The dispersion of that which occurred in Croatia over the decades, which was initiated and inspired just by the need for an identity to be lived, is enough to be able to say that a “homosexual scene” existed, at least even in fragments or in the excesses that occurred at the meeting places that occasionally appeared. It also demonstrates, a bit sadly, how little is required for something momentary, like a newspaper text or the projection of a film cycle, to turn into a common reference in the memories of generations of homosexual persons who fed their identities through exactly such moments. Scarcity has led to the fact that everything can become important and meaningful and, of course, remembered.
This pioneering project should ideally lead to an increased interest in a period of a parallel history that has never been researched. The results of this are evident precisely today, because non-heterosexuality is constantly experienced as something strange and recently imported from the West, as if it is not about the long-delayed, slow awakening of a stunted and abandoned identity. Hence, the publication of this book is, as can be expected, the first of many attempts to gather evidence about the continued presence of sexual and gender minorities, and even well before the time of those who continue to attempt to neglect and dispute issues concerning the right to diversity.
This is the "Introduction" to An Oral History of Homosexuality in Croatia edited by Gordan Bosanac and Zvonimir Dobrović and published by Domino/Queer Zagreb.
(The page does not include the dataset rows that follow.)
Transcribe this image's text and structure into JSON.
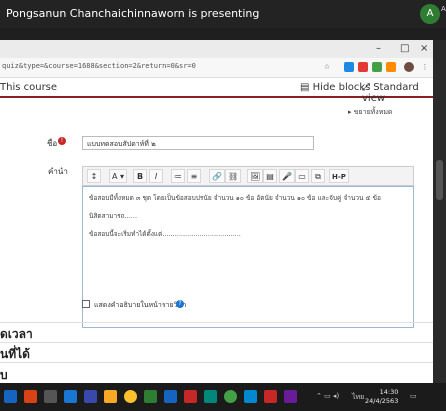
{
  "presenter": {
    "banner": "Pongsanun Chanchaichinnaworn is presenting",
    "avatar_letter": "A",
    "side_label": "A"
  },
  "browser": {
    "url": "quiz&type=&course=1688&section=2&return=0&sr=0",
    "window_controls": {
      "minimize": "–",
      "maximize": "□",
      "close": "×"
    }
  },
  "coursebar": {
    "course_link": "This course",
    "hide_blocks": "Hide blocks",
    "standard_view": "Standard view"
  },
  "form": {
    "expand_all": "ขยายทั้งหมด",
    "name_label": "ชื่อ",
    "name_value": "แบบทดสอบสัปดาห์ที่ ๒",
    "desc_label": "คำนำ",
    "toolbar": [
      "↕",
      "A ▾",
      "B",
      "I",
      "≔",
      "≡",
      "🔗",
      "⛓",
      "🖼",
      "▤",
      "🎤",
      "▭",
      "⧉",
      "H-P"
    ],
    "editor_lines": [
      "ข้อสอบมีทั้งหมด ๓ ชุด โดยเป็นข้อสอบปรนัย จำนวน ๑๐ ข้อ อัตนัย จำนวน ๑๐ ข้อ และจับคู่ จำนวน ๕ ข้อ",
      "นิสิตสามารถ......",
      "ข้อสอบนี้จะเริ่มทำได้ตั้งแต่......................................"
    ],
    "show_description": "แสดงคำอธิบายในหน้ารายวิชา",
    "help_icon": "?"
  },
  "sections": [
    "ดเวลา",
    "นที่ได้",
    "บ"
  ],
  "taskbar": {
    "time": "14:30",
    "date": "24/4/2563",
    "lang": "ไทย"
  }
}
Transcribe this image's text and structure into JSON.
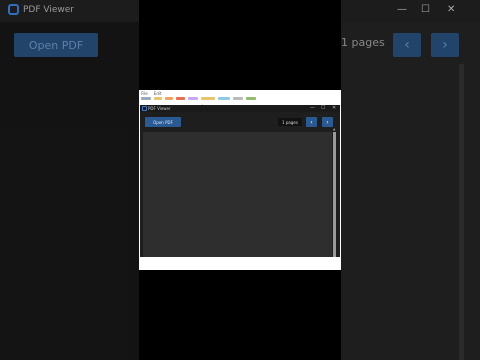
{
  "app": {
    "title": "PDF Viewer",
    "open_label": "Open PDF",
    "pages_label": "1 pages",
    "prev_icon": "‹",
    "next_icon": "›",
    "minimize": "—",
    "maximize": "☐",
    "close": "✕"
  },
  "background": {
    "title": "PDF Viewer",
    "open_label": "Open PDF",
    "pages_label": "1 pages",
    "prev_icon": "‹",
    "next_icon": "›",
    "minimize": "—",
    "maximize": "☐",
    "close": "✕"
  },
  "browser": {
    "menu": [
      "File",
      "Edit"
    ]
  },
  "colors": {
    "accent": "#2a5a93",
    "viewer_bg": "#2e2e2e",
    "app_bg": "#1e1e1e"
  }
}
The original Croatian edition was published in 2008 and the English translation is available as an e-book from 2013 and comes out in print in 2016.